• Items listed in a dataset:
* * * * * * * * *
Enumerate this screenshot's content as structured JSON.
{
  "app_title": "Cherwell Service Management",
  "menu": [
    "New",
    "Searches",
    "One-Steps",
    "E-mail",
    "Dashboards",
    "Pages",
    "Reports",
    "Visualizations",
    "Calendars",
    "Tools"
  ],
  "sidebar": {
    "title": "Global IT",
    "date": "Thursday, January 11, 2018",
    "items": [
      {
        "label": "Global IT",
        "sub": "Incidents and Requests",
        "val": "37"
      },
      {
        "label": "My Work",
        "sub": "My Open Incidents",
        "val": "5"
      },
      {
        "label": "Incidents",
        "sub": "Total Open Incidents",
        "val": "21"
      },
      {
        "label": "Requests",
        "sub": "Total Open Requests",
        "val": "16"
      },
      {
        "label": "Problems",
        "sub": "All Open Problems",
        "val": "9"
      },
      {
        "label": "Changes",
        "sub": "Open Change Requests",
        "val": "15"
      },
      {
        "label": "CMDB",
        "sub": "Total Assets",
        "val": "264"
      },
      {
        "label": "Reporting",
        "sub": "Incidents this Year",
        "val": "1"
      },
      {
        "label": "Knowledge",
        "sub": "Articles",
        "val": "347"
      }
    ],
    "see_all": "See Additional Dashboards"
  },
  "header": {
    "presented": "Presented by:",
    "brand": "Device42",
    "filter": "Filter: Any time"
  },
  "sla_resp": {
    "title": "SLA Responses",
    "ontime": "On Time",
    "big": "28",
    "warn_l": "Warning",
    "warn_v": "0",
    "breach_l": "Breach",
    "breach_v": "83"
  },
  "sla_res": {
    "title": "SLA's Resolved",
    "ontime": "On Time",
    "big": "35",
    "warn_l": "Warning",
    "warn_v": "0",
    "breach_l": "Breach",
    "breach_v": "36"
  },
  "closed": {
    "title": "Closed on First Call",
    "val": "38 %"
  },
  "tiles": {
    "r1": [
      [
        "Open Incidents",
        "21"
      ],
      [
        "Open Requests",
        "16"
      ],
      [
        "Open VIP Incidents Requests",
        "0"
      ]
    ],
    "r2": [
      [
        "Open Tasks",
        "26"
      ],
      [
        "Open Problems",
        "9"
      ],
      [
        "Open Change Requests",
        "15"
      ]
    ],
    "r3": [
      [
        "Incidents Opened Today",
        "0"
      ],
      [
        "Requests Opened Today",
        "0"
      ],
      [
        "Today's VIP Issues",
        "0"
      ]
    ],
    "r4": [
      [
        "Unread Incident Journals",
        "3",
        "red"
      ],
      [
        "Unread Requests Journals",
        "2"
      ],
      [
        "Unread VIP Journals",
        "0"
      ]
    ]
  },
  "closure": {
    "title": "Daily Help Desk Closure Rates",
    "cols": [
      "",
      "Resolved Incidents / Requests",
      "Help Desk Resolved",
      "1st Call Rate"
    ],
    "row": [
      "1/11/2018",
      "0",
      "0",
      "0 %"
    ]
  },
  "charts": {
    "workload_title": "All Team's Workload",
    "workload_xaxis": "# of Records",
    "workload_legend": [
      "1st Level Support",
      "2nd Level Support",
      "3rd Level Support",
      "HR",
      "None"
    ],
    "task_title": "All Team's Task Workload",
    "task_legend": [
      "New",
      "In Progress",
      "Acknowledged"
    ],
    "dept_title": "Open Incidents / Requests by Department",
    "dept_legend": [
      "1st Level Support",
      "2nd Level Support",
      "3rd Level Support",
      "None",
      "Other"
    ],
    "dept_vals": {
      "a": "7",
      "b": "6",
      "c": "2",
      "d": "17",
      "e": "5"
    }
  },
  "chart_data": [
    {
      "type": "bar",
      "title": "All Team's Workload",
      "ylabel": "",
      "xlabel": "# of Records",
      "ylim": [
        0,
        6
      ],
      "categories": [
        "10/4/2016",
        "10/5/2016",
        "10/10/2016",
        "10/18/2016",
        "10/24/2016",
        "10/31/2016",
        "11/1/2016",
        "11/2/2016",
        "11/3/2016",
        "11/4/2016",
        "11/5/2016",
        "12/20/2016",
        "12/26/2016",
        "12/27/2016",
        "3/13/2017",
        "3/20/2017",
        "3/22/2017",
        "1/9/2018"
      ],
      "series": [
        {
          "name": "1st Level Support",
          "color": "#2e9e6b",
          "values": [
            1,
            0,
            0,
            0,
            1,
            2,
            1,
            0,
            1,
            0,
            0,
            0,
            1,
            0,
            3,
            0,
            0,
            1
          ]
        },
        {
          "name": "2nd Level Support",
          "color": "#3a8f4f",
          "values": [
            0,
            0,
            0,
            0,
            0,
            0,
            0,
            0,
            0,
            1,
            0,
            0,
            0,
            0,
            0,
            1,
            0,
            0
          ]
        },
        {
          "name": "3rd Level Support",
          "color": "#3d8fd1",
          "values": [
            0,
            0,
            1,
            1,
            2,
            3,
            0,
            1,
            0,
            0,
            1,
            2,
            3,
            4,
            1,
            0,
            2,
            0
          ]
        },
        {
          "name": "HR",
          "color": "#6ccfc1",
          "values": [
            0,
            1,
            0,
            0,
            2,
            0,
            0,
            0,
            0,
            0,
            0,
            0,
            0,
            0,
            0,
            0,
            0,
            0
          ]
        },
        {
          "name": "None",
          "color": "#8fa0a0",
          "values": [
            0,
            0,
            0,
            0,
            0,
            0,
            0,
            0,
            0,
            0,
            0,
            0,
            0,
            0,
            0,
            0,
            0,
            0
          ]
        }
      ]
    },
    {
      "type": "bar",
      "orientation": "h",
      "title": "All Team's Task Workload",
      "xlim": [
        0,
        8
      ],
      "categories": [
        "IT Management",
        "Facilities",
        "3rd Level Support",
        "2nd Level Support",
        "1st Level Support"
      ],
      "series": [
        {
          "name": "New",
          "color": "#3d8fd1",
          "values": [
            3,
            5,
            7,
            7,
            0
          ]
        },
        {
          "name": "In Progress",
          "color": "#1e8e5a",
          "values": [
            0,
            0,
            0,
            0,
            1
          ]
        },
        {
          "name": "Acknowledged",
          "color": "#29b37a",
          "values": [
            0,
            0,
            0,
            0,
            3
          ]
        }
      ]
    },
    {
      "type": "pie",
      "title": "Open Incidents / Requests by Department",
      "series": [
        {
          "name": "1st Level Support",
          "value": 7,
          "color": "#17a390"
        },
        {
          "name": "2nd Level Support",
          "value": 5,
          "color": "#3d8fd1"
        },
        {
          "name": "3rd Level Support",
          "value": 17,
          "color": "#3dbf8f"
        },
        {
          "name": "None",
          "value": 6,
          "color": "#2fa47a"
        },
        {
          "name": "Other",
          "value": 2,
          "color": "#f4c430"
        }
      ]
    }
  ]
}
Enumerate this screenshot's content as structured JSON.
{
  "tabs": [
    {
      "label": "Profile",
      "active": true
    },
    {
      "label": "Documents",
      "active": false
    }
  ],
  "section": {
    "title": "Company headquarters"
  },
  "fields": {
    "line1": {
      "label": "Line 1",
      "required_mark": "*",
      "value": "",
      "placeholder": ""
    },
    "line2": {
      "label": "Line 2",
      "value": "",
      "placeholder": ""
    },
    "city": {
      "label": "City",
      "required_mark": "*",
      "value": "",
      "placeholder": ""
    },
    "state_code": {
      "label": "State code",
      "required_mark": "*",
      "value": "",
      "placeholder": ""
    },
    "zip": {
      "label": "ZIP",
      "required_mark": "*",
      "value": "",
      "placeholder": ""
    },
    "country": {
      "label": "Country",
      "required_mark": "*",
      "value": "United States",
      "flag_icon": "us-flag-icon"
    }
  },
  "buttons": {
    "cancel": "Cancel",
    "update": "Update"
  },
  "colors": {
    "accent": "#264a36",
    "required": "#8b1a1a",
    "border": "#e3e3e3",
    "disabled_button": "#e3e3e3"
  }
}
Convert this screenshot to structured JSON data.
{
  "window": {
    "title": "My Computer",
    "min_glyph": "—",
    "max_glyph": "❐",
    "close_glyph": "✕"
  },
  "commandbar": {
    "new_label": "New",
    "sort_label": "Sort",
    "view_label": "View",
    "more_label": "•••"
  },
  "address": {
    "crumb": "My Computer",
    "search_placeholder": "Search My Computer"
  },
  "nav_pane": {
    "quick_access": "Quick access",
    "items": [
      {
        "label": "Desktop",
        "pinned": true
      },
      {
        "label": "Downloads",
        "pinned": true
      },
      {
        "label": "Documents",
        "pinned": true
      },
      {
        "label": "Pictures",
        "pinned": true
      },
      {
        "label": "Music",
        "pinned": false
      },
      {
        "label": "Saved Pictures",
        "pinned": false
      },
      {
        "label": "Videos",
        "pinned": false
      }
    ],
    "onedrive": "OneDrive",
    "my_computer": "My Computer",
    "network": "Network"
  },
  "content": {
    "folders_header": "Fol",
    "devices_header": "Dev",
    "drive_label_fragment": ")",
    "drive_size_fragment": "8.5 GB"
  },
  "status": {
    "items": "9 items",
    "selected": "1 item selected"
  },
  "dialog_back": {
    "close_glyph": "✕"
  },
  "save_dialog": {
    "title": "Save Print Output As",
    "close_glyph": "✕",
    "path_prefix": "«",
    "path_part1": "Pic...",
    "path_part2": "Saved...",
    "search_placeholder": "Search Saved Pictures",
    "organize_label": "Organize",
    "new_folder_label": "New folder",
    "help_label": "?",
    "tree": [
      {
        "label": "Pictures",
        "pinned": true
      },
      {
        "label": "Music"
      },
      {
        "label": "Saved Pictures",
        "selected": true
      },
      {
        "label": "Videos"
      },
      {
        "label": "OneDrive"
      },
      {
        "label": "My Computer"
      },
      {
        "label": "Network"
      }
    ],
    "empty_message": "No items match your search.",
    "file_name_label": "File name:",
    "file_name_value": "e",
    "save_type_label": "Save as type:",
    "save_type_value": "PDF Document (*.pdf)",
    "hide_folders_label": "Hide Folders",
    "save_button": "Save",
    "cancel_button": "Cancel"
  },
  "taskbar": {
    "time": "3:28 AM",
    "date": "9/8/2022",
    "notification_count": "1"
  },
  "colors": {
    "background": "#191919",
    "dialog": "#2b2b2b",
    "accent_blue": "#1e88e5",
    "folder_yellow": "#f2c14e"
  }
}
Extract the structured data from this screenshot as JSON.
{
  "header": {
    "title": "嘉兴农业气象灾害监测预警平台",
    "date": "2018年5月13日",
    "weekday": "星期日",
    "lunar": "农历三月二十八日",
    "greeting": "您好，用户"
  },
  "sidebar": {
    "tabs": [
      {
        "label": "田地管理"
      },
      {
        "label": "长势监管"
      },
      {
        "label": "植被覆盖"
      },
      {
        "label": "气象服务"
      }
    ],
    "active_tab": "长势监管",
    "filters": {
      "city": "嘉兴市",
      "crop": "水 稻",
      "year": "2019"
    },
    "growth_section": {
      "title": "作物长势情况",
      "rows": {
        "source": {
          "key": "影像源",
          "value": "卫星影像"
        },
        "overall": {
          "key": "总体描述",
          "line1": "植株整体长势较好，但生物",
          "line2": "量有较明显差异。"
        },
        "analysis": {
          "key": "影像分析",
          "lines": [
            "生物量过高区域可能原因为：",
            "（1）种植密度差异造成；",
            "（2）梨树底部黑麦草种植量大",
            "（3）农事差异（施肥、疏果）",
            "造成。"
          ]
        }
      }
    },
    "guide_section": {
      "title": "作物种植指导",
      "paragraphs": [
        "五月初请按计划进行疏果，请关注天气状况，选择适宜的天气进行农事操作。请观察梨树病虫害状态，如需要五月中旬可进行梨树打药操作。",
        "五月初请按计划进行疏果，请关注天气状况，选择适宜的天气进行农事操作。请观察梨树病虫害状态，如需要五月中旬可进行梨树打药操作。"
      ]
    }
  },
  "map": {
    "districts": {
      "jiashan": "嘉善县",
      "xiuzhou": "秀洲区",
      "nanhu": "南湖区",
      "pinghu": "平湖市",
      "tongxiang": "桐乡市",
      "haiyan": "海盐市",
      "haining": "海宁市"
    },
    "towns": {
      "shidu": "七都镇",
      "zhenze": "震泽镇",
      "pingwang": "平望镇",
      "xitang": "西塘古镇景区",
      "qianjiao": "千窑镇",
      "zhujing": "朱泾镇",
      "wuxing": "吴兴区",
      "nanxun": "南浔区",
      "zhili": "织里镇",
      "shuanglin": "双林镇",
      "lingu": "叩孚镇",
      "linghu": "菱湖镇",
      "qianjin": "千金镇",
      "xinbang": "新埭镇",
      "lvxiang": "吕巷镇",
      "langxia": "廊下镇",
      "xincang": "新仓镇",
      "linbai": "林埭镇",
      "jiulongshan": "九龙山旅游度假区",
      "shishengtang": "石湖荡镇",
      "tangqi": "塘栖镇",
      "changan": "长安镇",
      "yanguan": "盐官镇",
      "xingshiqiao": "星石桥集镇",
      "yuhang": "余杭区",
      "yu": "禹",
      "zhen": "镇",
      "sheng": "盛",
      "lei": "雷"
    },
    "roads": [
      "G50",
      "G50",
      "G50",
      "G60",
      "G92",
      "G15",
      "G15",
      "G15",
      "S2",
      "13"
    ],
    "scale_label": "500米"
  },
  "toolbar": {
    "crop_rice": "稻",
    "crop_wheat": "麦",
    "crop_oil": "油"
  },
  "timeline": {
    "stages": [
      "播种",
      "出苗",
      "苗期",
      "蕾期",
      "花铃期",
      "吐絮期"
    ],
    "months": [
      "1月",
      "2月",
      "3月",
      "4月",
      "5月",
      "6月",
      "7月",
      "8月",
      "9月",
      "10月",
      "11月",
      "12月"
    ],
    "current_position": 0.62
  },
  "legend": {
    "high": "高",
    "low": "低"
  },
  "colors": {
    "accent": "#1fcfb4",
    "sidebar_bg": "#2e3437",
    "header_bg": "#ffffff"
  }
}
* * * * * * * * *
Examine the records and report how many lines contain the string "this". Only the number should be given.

• Task solution: 5